Scientists at the University of California have discovered that venom from a West Indian tarantula causes pain by exciting the same nerve cells in mice as the hot, spicy ingredient in chilli peppers.
The study demonstrates that some plants and animals have evolved the same molecular strategy to deter predators – triggering pain by activating a specific receptor on sensory nerves.
The researchers said that their study provides new tools to understand how these pain- and heat-sensing neurons work, and to help develop drugs that ease persistent.
Their findings, which are based on studies of mice cells in culture and live mice, is published in the November issue of the journal Nature.
The tarantula venom targets the heat sensor on nerve cells known as the capsaicin receptor, first cloned in 1997 in the Julius laboratory.

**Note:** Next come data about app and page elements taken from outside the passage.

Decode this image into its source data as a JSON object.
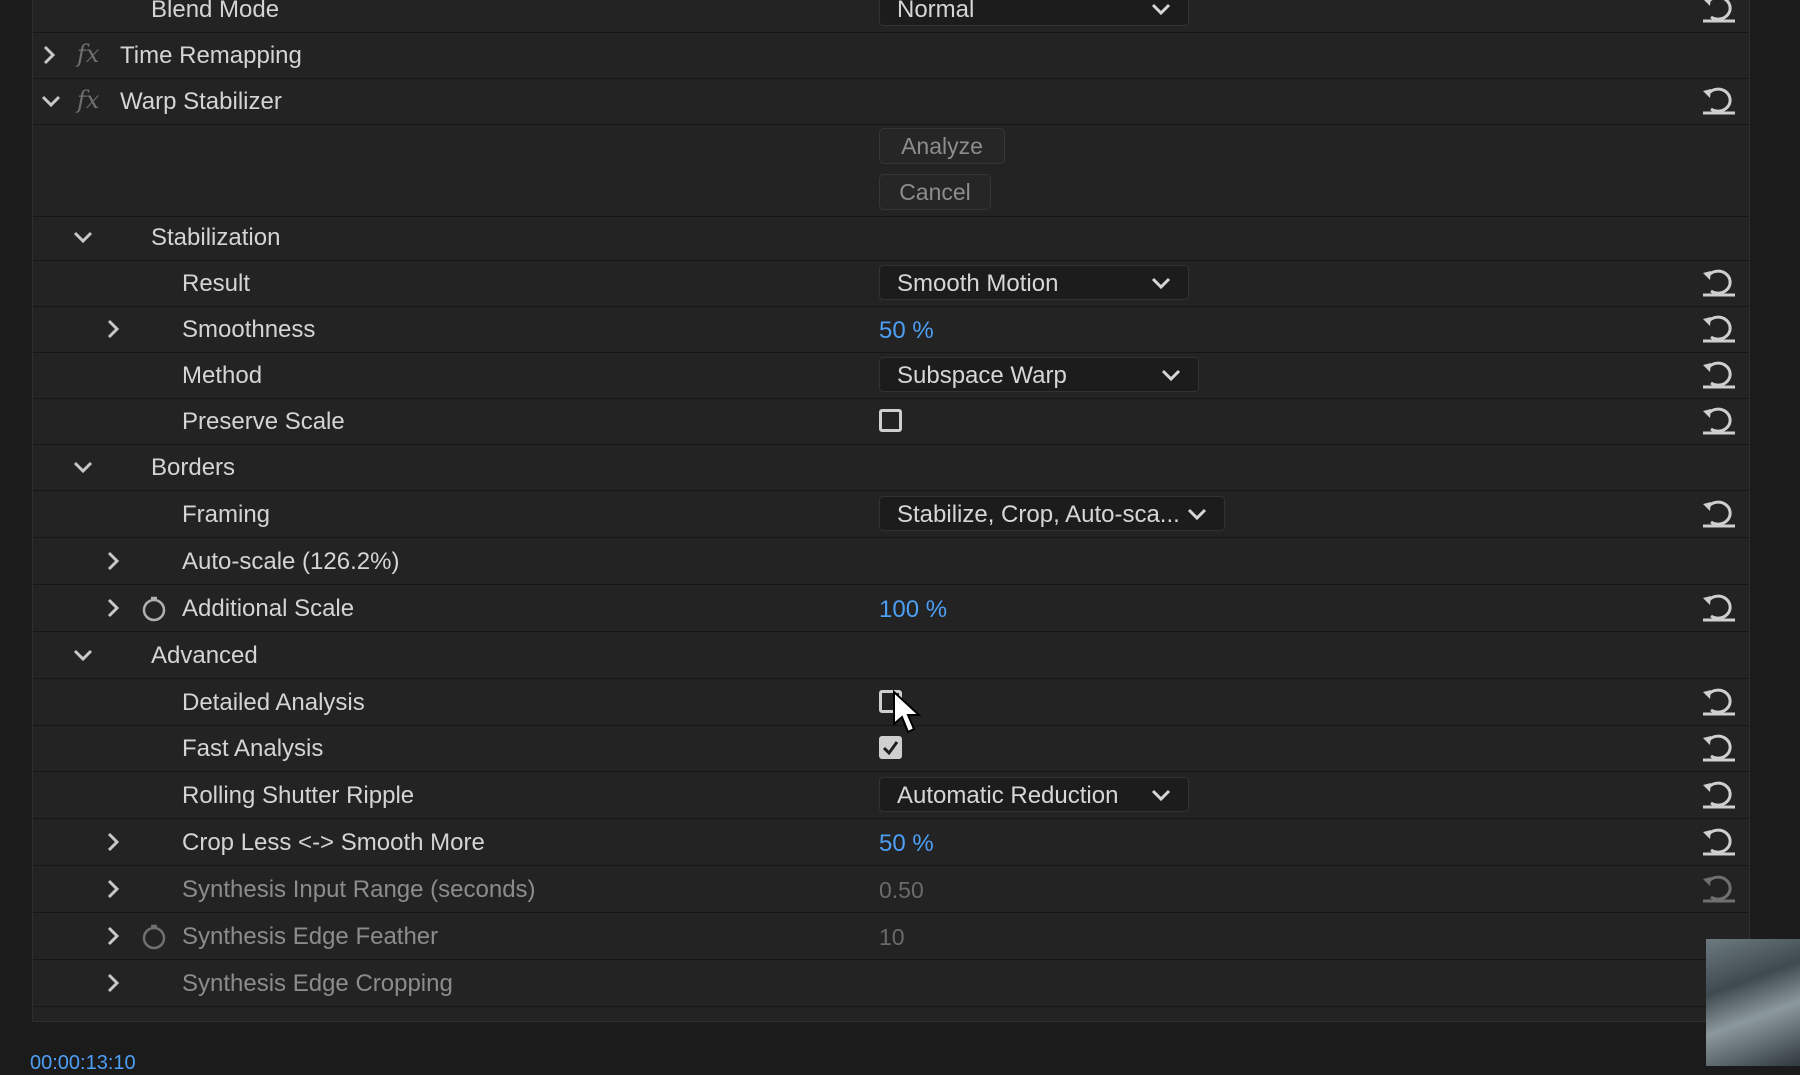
{
  "rows": {
    "blend_mode": {
      "label": "Blend Mode",
      "value": "Normal"
    },
    "time_remapping": {
      "label": "Time Remapping"
    },
    "warp_stabilizer": {
      "label": "Warp Stabilizer"
    },
    "analyze": {
      "label": "Analyze"
    },
    "cancel": {
      "label": "Cancel"
    },
    "stabilization": {
      "label": "Stabilization"
    },
    "result": {
      "label": "Result",
      "value": "Smooth Motion"
    },
    "smoothness": {
      "label": "Smoothness",
      "value": "50 %"
    },
    "method": {
      "label": "Method",
      "value": "Subspace Warp"
    },
    "preserve_scale": {
      "label": "Preserve Scale",
      "checked": false
    },
    "borders": {
      "label": "Borders"
    },
    "framing": {
      "label": "Framing",
      "value": "Stabilize, Crop, Auto-sca..."
    },
    "auto_scale": {
      "label": "Auto-scale (126.2%)"
    },
    "additional_scale": {
      "label": "Additional Scale",
      "value": "100 %"
    },
    "advanced": {
      "label": "Advanced"
    },
    "detailed_analysis": {
      "label": "Detailed Analysis",
      "checked": false
    },
    "fast_analysis": {
      "label": "Fast Analysis",
      "checked": true
    },
    "rolling_shutter": {
      "label": "Rolling Shutter Ripple",
      "value": "Automatic Reduction"
    },
    "crop_less": {
      "label": "Crop Less <-> Smooth More",
      "value": "50 %"
    },
    "synthesis_input": {
      "label": "Synthesis Input Range (seconds)",
      "value": "0.50"
    },
    "synthesis_feather": {
      "label": "Synthesis Edge Feather",
      "value": "10"
    },
    "synthesis_cropping": {
      "label": "Synthesis Edge Cropping"
    }
  },
  "footer": {
    "timecode": "00:00:13:10"
  },
  "colors": {
    "accent_value": "#4d9ff5",
    "panel_bg": "#232323"
  },
  "icons": [
    "chevron-right-icon",
    "chevron-down-icon",
    "fx-icon",
    "reset-icon",
    "stopwatch-icon",
    "dropdown-arrow-icon",
    "checkmark-icon",
    "mouse-cursor-icon"
  ]
}
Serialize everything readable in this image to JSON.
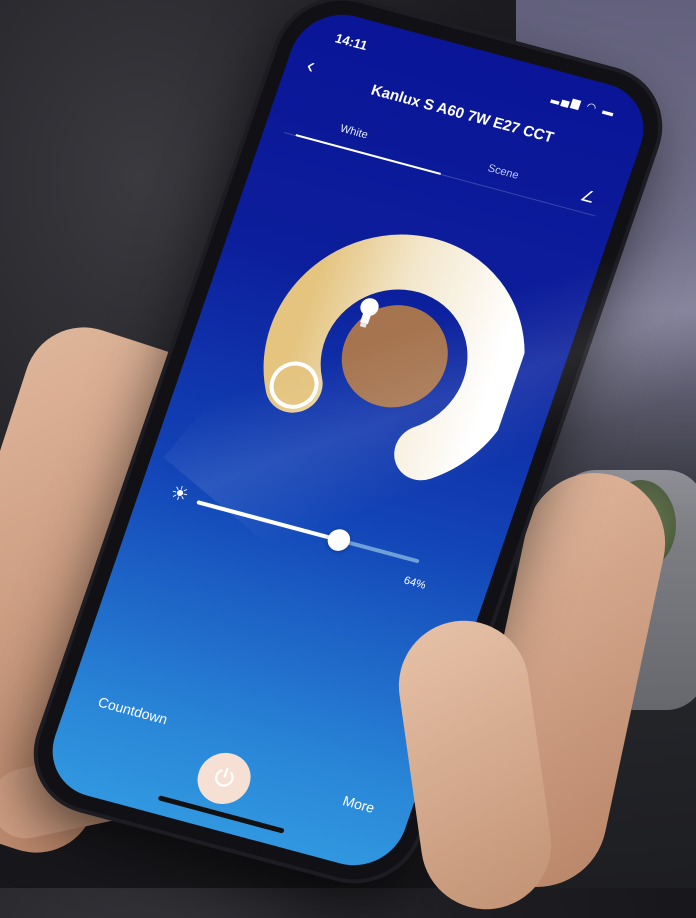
{
  "status": {
    "time": "14:11",
    "icons": "▂▄▆ ◠ ▬"
  },
  "header": {
    "back": "‹",
    "title": "Kanlux S A60 7W E27 CCT",
    "edit": "∠"
  },
  "tabs": [
    {
      "label": "White"
    },
    {
      "label": "Scene"
    }
  ],
  "colors": {
    "warm": "#e4c47f",
    "cool": "#ffffff",
    "center": "#a6744f",
    "screen_top": "#0a1597",
    "screen_bottom": "#3197e0"
  },
  "brightness": {
    "icon": "☀",
    "value_label": "64%",
    "fraction": 0.64
  },
  "bottom": {
    "countdown": "Countdown",
    "more": "More",
    "power_icon": "power-icon"
  }
}
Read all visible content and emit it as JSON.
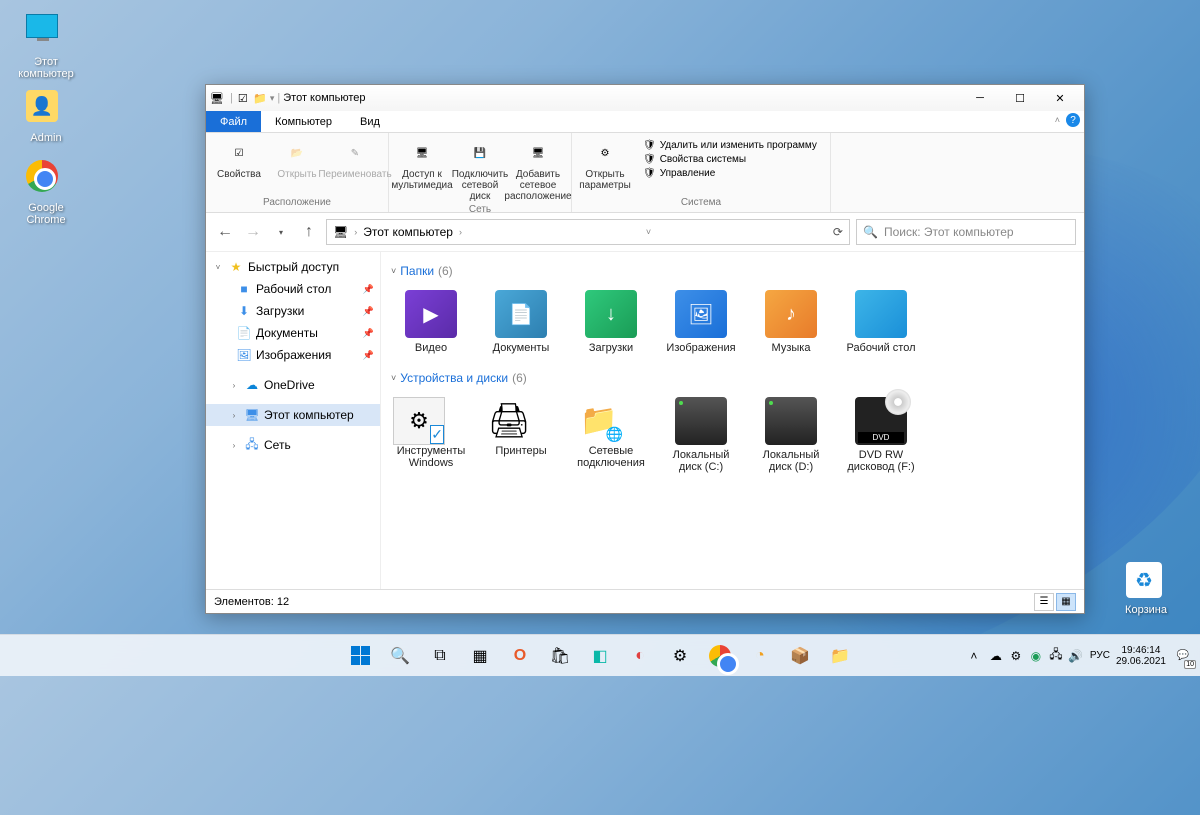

In the last 10 years, Julius and his colleagues have demonstrated that this and related receptors trigger nerves to fire pain signals when exposed to heat or the fiery properties of peppery food, mustard oil and other compounds.
The researchers said that human pain-sensing neurons also have these receptors on their surface.
The capsaicin receptor acts as a channel on the nerve surface. When certain compounds bind to it, the receptor channel opens, allowing a stream of charged sodium and calcium molecules to rush into the nerve cell. This generates an electrical signal that travels to the brain to produce pain.
“It is fascinating that plants and animals have evolved the same anti-predatory mechanism to generate noxious sensations,” Julius said.